== Work order ==
In the data, find each line where the word "label" appears and list that line.

Source records
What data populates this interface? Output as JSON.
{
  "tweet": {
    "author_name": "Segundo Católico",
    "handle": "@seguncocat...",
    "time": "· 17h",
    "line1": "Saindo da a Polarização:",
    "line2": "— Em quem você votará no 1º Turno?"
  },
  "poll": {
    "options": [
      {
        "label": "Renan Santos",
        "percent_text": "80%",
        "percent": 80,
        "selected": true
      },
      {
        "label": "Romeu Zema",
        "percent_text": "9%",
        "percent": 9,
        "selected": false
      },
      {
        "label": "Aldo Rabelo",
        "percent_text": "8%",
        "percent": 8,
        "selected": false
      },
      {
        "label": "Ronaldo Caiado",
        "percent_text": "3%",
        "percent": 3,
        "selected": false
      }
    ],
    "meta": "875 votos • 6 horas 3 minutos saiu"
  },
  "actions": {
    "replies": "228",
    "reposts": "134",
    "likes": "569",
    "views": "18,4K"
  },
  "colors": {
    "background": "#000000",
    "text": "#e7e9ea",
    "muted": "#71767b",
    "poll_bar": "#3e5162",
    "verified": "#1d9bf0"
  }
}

== Result of this exercise ==
        "label": "Renan Santos",
        "label": "Romeu Zema",
        "label": "Aldo Rabelo",
        "label": "Ronaldo Caiado",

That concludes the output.